→ **Data**
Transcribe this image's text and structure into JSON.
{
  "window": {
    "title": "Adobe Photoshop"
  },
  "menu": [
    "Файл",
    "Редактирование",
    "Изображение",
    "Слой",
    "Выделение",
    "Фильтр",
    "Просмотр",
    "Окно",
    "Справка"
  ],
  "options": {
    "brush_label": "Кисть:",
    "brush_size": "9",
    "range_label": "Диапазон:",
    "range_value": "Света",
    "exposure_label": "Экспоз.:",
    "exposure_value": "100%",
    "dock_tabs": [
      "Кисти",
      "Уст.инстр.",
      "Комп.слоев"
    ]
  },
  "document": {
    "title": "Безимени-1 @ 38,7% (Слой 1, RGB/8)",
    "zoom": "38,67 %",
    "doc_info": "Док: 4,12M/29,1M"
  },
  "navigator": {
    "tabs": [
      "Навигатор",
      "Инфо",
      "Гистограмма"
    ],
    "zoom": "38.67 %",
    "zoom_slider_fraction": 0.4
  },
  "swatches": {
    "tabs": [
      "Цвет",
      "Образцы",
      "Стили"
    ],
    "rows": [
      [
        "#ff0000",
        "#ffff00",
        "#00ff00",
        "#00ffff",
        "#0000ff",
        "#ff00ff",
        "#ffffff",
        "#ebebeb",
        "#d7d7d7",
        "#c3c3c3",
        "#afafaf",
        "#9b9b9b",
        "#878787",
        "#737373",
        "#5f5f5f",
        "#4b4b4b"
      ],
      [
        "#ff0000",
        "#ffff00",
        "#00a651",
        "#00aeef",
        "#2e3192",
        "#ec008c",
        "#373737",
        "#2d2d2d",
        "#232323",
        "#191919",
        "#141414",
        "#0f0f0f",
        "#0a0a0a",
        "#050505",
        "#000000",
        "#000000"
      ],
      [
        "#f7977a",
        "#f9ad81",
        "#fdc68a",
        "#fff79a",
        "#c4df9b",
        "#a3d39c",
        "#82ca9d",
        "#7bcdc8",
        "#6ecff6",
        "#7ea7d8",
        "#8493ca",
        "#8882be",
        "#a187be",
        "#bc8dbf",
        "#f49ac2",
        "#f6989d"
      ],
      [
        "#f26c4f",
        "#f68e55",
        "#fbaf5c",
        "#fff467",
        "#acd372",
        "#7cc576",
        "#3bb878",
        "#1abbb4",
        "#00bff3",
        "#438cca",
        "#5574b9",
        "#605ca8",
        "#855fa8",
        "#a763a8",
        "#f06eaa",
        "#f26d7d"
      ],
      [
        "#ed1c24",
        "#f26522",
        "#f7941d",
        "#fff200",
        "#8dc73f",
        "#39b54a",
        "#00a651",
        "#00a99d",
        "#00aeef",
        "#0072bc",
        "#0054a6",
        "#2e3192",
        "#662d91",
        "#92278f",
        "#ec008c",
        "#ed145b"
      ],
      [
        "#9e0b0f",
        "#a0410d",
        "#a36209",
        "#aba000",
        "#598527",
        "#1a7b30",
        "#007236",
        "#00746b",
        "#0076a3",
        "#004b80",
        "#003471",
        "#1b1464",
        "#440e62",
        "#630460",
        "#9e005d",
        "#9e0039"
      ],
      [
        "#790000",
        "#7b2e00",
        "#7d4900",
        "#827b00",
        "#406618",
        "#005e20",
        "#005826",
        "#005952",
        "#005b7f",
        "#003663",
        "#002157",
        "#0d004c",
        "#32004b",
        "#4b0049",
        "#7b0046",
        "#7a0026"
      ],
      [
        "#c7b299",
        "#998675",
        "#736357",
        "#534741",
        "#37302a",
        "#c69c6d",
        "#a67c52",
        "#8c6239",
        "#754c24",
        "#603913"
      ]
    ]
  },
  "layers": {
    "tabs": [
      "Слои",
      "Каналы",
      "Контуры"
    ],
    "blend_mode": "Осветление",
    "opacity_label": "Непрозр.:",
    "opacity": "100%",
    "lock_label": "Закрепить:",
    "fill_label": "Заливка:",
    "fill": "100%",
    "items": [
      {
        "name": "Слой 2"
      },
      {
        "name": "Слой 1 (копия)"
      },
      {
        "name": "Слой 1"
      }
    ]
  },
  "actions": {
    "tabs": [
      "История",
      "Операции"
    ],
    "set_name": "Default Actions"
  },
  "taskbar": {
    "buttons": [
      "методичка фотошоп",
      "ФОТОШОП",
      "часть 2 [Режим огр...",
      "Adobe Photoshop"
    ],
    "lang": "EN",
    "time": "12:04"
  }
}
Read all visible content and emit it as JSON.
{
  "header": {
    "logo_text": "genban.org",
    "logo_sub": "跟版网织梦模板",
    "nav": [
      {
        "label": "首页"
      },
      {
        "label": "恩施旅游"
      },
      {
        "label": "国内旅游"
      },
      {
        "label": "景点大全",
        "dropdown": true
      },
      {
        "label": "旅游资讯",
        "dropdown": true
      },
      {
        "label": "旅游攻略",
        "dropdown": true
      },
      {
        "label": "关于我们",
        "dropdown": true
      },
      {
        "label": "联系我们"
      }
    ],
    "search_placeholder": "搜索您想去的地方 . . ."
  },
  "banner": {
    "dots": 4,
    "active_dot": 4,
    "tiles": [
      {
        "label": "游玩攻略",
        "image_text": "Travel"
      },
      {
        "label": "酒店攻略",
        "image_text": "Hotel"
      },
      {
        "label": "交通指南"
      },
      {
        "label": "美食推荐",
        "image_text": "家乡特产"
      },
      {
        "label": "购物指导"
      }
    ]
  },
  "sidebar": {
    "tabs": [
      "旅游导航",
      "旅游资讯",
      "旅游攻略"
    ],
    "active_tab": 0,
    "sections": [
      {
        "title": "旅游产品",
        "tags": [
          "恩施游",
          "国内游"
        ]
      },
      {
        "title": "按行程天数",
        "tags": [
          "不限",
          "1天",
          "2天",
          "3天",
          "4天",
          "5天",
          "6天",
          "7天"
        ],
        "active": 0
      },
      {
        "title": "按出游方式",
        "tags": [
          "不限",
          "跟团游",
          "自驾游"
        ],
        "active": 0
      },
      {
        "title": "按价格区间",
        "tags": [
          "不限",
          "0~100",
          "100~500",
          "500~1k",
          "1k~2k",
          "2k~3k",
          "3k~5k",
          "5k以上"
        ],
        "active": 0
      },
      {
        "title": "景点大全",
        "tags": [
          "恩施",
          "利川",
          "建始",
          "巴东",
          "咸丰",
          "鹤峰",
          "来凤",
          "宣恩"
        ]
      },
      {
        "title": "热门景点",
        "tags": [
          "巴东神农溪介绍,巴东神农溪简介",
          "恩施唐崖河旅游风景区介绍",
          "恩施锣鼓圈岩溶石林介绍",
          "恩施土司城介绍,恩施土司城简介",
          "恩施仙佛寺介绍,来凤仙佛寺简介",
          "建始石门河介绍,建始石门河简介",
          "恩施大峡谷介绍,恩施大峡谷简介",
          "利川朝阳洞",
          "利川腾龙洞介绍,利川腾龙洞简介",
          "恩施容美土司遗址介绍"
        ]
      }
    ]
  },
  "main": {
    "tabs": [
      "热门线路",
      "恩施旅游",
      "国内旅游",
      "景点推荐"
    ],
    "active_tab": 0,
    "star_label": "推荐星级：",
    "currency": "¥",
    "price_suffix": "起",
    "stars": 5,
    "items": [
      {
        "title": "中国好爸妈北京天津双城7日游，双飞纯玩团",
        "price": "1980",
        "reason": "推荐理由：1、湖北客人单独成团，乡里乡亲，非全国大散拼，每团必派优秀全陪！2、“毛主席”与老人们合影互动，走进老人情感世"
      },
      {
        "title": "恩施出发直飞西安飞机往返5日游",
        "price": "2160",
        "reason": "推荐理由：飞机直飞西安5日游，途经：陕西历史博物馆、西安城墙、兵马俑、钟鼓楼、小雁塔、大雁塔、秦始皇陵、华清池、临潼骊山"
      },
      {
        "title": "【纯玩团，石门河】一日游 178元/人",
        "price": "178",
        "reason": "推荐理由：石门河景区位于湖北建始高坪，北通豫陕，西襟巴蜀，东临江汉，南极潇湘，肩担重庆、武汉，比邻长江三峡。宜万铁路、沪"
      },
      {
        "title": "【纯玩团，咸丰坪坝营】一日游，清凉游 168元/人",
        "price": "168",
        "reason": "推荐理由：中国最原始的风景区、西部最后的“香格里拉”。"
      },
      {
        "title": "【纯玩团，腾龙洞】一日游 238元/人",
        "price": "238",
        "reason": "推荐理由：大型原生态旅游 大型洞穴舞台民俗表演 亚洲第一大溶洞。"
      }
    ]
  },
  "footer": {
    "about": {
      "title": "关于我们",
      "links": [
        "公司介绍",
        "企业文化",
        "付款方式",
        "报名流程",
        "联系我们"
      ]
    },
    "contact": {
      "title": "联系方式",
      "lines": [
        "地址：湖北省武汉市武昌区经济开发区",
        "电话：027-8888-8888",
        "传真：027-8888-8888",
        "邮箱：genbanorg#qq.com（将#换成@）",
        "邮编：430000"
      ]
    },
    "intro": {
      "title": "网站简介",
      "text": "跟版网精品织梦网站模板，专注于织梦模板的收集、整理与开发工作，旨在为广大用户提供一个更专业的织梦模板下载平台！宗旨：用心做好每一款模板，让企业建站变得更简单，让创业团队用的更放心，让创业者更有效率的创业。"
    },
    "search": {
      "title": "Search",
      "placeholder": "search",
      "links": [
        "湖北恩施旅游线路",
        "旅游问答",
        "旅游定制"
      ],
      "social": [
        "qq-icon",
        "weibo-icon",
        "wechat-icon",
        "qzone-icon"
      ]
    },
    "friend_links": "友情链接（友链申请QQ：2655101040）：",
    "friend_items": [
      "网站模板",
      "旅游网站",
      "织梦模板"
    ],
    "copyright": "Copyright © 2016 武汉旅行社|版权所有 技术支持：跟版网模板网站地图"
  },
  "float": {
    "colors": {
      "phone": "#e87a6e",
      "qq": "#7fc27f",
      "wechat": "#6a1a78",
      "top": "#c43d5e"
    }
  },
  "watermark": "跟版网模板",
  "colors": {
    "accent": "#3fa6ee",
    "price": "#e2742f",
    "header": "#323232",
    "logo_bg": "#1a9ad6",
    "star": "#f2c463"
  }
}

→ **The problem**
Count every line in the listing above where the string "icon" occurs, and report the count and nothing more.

→ **Result below**
4